■ **Exercise**:
Which lines in the records below contain the word "nCODE"? Copy each of them.

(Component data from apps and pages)
━━━
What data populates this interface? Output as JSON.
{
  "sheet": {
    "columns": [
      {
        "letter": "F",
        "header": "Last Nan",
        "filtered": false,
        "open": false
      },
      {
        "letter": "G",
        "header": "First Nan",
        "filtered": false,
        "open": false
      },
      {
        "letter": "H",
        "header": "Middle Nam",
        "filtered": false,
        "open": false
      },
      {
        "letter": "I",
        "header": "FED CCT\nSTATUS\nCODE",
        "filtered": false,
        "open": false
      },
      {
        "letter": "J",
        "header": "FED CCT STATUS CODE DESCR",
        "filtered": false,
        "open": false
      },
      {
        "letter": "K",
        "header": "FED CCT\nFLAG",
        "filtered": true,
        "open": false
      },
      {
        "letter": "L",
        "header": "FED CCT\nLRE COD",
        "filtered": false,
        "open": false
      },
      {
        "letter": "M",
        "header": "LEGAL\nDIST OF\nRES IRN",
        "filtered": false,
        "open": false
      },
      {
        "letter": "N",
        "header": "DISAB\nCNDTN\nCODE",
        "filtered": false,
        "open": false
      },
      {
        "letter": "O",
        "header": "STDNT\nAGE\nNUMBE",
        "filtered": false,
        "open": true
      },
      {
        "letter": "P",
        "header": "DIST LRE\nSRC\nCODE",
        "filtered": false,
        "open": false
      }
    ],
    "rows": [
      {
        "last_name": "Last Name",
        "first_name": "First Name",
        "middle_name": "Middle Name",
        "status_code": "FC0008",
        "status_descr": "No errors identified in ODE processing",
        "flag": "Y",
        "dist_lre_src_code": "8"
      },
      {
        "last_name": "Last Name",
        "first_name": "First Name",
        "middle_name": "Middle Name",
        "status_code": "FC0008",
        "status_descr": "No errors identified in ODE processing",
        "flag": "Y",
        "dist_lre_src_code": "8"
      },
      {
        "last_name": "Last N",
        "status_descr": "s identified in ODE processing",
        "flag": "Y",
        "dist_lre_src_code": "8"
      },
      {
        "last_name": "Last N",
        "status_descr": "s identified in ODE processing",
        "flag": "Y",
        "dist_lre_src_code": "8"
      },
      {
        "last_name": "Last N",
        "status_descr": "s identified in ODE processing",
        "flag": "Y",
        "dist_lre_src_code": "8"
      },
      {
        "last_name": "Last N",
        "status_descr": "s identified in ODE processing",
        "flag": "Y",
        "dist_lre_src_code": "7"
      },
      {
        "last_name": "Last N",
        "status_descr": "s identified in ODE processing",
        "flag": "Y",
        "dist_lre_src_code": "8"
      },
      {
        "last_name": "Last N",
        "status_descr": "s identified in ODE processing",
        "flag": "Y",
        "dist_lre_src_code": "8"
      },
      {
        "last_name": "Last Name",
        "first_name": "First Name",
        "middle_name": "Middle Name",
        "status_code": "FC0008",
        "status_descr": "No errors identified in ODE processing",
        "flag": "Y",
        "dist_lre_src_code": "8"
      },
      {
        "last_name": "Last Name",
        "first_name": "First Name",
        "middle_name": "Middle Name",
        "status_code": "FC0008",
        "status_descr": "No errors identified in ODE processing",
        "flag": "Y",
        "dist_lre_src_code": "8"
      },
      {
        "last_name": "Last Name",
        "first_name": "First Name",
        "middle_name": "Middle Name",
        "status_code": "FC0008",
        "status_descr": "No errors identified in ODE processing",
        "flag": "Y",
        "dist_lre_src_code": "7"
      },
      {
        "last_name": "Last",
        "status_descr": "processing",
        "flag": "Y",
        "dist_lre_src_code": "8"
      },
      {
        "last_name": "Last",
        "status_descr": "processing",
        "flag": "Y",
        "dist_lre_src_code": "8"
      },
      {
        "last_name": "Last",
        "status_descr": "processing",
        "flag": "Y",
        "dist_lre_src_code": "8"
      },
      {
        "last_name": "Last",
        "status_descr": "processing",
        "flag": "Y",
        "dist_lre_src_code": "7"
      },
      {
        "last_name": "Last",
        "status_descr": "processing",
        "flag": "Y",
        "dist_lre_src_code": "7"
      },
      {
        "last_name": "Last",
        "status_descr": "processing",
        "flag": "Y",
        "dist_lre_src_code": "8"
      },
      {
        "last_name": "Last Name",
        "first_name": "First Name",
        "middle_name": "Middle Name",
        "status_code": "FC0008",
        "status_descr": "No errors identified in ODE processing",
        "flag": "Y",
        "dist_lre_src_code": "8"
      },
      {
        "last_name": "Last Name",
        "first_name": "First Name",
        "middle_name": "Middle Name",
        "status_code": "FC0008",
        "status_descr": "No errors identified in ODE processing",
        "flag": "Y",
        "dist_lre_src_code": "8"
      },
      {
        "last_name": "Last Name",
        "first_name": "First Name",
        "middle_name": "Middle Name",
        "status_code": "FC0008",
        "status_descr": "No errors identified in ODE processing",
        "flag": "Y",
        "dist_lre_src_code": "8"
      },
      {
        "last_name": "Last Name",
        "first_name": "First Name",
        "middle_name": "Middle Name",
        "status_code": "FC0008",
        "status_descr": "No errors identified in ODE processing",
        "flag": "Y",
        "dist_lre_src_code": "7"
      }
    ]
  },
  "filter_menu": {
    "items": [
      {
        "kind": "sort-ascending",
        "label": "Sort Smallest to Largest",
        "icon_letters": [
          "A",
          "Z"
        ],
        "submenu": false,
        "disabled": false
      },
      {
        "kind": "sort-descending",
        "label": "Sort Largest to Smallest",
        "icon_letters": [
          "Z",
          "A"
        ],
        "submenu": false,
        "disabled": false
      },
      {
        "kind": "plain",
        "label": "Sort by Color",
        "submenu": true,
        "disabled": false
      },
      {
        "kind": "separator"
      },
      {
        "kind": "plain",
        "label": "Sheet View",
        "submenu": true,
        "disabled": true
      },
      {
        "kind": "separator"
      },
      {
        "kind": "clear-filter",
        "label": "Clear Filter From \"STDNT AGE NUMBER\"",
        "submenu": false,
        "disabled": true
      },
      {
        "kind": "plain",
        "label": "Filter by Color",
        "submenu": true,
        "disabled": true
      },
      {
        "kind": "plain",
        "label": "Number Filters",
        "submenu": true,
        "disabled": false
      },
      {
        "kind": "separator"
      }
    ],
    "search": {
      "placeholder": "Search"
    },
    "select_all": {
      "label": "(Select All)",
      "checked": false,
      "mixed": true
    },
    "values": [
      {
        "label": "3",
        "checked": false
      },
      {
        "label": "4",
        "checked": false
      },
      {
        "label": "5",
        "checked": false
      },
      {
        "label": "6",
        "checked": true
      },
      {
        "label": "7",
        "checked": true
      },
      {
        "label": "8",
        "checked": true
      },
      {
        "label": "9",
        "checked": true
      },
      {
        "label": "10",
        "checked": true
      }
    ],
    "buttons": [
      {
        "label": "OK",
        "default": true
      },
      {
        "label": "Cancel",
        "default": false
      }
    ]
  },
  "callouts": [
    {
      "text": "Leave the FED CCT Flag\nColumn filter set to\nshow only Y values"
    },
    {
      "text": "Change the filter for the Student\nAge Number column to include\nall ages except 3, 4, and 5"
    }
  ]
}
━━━
■ **Expected answer**:
        "header": "FED CCT\nSTATUS\nCODE",
        "header": "DISAB\nCNDTN\nCODE",
        "header": "DIST LRE\nSRC\nCODE",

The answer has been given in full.